Segment Open

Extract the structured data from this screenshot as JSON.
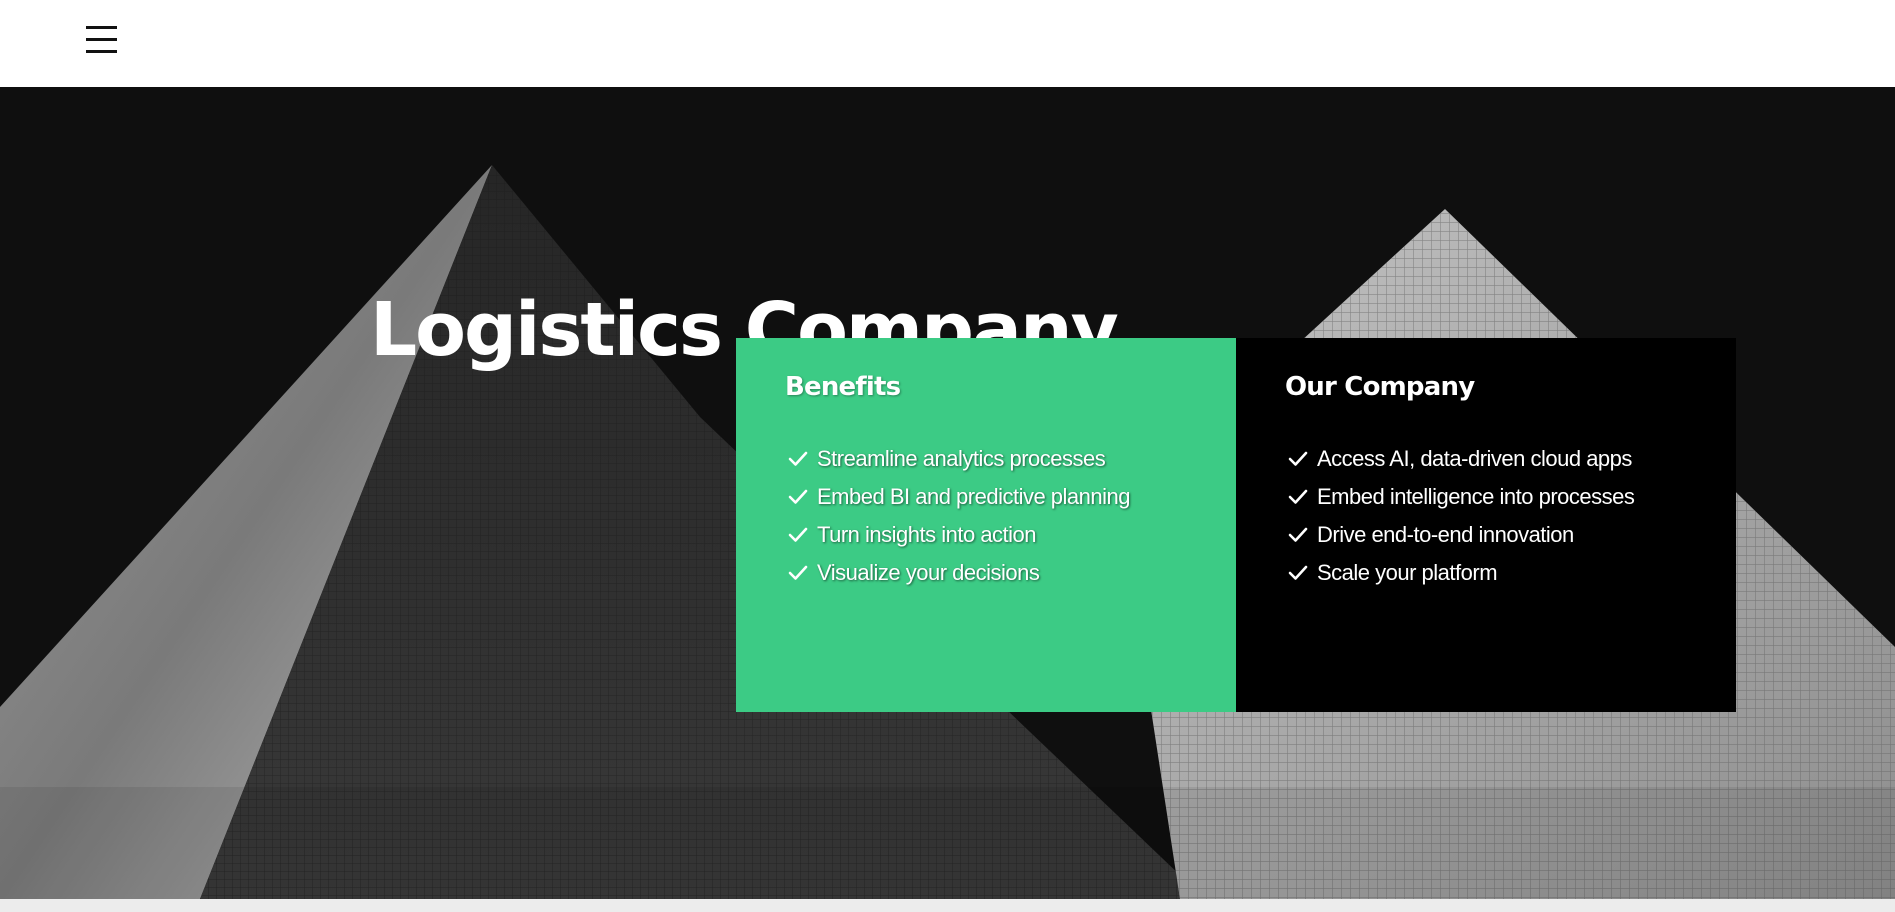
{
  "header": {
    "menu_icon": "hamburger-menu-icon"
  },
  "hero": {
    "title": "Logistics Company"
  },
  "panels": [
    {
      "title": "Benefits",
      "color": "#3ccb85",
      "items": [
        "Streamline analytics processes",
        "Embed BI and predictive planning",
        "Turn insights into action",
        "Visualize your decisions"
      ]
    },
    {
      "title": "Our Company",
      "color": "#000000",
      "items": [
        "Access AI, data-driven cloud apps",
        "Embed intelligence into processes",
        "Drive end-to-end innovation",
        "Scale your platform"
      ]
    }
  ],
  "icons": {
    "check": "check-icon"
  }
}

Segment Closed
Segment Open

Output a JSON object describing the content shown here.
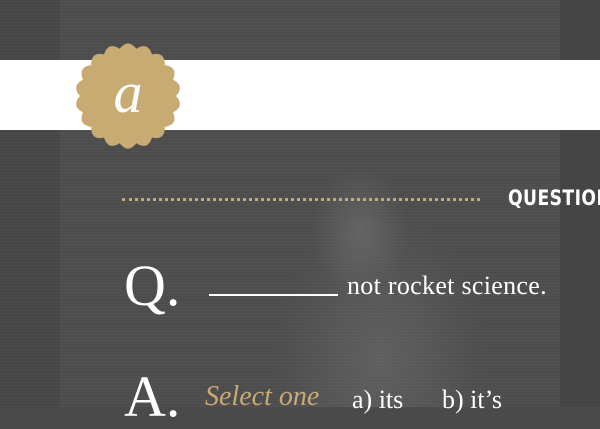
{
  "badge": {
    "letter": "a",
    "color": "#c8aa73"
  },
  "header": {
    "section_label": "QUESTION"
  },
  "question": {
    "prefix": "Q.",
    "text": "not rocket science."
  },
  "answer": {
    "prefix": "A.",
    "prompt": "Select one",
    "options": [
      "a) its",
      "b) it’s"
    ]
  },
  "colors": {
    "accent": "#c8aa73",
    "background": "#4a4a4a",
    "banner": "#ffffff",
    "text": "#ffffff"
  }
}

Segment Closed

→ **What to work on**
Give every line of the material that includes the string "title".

→ **Exercise response**
    "title": "Logistics Company"
      "title": "Benefits",
      "title": "Our Company",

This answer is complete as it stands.